◆ **YOUR GOAL**
What you return must be every line below that includes the word "noise".

◆ **EXERCISE MATERIAL**
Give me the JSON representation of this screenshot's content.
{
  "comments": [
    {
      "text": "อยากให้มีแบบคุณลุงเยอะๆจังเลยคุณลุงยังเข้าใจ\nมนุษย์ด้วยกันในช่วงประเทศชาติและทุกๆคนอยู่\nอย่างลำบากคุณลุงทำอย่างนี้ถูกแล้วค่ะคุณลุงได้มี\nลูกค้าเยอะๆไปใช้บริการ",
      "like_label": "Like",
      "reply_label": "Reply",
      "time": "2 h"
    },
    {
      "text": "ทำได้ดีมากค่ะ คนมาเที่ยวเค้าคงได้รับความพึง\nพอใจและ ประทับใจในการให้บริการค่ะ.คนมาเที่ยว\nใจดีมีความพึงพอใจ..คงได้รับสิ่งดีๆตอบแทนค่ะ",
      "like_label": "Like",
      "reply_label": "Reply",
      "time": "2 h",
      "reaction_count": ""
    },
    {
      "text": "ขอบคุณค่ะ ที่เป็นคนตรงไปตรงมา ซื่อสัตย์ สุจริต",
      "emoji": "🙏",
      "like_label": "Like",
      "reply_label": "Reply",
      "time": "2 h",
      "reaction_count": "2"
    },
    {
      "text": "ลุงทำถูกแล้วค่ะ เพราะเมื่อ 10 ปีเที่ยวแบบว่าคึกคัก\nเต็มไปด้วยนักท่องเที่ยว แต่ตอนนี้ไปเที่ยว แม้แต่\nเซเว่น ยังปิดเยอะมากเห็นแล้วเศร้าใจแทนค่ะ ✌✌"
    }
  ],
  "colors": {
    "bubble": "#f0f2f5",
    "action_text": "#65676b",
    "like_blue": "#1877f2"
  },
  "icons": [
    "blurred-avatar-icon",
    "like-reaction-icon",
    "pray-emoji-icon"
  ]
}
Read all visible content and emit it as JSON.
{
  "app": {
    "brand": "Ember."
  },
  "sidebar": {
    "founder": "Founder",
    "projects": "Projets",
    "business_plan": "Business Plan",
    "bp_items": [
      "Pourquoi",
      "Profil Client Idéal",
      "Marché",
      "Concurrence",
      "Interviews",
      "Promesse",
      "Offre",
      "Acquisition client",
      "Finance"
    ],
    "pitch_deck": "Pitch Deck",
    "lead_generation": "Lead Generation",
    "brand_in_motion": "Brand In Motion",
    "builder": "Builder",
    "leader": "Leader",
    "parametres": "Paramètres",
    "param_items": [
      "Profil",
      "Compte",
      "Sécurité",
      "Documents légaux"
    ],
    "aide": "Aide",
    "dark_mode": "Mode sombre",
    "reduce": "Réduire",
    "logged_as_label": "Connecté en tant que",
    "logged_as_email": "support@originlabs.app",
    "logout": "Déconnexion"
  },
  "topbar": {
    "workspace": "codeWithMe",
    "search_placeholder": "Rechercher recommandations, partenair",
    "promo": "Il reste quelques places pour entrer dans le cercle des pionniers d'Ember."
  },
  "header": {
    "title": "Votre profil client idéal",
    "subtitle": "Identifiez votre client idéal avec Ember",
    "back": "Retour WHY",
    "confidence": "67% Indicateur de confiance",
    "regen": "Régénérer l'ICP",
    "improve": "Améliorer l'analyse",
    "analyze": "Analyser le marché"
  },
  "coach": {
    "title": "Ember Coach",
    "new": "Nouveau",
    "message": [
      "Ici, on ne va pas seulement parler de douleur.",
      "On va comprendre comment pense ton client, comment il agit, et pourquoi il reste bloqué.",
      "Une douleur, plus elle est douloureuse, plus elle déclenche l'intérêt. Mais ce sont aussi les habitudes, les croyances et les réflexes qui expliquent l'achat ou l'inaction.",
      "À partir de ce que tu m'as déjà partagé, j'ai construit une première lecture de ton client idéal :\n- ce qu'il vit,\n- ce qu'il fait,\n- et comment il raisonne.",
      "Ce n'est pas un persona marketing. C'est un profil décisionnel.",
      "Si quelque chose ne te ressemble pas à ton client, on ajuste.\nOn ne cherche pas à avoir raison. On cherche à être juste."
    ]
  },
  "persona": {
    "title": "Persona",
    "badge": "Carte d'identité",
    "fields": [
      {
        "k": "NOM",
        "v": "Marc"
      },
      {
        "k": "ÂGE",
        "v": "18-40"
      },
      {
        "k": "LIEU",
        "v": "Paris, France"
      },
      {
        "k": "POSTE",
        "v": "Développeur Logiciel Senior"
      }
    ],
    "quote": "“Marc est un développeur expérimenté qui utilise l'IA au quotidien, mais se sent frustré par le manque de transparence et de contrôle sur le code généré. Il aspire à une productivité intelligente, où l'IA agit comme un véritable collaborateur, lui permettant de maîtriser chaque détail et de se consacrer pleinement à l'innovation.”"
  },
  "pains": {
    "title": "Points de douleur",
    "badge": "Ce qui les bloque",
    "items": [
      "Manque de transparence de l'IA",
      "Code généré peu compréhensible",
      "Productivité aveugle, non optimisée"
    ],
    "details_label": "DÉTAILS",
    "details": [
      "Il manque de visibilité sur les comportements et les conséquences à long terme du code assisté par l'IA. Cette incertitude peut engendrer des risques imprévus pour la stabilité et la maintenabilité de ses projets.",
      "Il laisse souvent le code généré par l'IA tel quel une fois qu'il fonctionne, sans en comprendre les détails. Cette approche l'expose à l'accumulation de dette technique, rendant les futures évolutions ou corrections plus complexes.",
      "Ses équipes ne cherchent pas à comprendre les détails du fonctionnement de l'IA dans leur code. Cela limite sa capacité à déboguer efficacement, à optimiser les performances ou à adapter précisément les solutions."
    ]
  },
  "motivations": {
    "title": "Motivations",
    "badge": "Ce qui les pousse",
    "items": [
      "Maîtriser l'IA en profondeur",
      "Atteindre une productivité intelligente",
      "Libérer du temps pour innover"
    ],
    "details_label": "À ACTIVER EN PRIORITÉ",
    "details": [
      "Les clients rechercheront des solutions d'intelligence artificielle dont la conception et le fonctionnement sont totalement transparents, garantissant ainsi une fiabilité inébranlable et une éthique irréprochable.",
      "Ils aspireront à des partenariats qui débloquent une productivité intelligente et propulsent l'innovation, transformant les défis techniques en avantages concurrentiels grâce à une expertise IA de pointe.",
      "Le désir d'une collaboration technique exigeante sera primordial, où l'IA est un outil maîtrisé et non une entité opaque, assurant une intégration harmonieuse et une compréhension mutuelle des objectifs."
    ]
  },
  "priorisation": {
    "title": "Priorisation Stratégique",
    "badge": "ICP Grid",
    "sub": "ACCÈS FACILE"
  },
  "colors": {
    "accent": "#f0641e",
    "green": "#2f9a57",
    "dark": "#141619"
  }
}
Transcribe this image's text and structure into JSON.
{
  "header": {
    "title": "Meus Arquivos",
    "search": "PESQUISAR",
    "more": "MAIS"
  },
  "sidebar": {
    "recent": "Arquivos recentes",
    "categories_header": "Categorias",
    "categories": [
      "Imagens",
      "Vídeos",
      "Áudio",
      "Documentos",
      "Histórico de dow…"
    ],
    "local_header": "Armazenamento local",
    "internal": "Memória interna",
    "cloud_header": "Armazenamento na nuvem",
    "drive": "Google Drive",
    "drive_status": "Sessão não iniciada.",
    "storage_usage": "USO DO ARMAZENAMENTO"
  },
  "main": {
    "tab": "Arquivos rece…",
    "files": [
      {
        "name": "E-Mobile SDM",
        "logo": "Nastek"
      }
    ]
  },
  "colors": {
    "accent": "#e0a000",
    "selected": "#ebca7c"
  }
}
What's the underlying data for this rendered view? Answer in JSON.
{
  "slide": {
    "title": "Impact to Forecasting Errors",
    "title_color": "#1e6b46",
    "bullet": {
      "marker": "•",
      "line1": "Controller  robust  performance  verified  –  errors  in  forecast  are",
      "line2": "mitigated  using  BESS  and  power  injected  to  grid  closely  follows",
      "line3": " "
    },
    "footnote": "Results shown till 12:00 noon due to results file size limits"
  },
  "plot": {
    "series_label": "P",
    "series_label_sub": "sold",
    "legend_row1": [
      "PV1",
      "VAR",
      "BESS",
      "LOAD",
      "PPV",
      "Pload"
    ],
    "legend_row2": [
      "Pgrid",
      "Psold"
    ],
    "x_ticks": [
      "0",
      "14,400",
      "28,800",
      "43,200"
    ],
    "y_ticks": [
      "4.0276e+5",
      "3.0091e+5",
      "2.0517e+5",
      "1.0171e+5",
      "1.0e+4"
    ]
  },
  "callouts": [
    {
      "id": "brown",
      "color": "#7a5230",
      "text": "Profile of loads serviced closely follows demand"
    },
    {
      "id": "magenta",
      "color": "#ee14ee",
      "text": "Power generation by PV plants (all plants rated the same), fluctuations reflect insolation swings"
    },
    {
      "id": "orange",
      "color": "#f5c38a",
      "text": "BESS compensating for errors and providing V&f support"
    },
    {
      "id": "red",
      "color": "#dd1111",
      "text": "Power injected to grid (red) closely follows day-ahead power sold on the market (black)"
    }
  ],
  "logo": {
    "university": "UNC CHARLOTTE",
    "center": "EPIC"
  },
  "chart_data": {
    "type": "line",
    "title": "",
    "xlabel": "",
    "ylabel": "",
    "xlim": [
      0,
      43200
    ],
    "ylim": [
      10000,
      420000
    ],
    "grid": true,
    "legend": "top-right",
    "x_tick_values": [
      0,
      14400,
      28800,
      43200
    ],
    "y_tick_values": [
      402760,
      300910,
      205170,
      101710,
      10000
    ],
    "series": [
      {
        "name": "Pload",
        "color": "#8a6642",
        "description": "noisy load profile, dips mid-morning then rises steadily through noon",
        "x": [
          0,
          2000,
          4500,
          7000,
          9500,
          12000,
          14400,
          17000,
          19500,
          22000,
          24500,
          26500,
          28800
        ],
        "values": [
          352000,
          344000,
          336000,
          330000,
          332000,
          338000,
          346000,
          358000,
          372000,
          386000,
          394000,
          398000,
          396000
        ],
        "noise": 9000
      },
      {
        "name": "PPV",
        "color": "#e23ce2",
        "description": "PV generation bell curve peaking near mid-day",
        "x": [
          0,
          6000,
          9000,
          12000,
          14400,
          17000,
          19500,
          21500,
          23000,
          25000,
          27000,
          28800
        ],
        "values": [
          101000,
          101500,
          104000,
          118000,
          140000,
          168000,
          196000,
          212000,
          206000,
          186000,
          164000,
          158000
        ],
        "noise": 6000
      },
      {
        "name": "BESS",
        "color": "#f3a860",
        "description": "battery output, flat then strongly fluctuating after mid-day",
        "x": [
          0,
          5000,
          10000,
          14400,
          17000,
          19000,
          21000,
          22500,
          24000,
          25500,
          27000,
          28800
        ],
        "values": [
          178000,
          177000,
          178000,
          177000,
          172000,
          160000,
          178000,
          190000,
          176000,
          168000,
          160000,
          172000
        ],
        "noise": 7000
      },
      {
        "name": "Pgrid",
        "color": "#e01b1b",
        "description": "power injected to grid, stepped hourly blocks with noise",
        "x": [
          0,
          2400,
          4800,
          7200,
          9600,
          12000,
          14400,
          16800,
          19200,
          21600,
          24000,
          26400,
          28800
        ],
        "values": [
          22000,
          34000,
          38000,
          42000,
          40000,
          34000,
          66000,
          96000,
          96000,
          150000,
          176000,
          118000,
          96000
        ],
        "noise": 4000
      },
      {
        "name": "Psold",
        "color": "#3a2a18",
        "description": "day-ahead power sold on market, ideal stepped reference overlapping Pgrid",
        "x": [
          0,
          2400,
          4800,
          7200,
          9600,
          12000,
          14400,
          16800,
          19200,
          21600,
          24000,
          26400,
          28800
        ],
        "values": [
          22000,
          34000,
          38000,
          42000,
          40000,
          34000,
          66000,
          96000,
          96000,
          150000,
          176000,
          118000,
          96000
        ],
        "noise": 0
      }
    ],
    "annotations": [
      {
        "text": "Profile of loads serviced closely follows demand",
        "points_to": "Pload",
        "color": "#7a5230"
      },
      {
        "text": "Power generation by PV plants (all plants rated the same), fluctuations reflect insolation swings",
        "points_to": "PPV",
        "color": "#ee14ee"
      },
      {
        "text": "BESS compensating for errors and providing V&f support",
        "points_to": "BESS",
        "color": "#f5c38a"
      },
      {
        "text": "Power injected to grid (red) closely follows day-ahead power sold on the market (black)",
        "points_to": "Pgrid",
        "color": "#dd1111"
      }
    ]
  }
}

◆ **WORKED SOLUTION**
        "noise": 9000
        "noise": 6000
        "noise": 7000
        "description": "power injected to grid, stepped hourly blocks with noise",
        "noise": 4000
        "noise": 0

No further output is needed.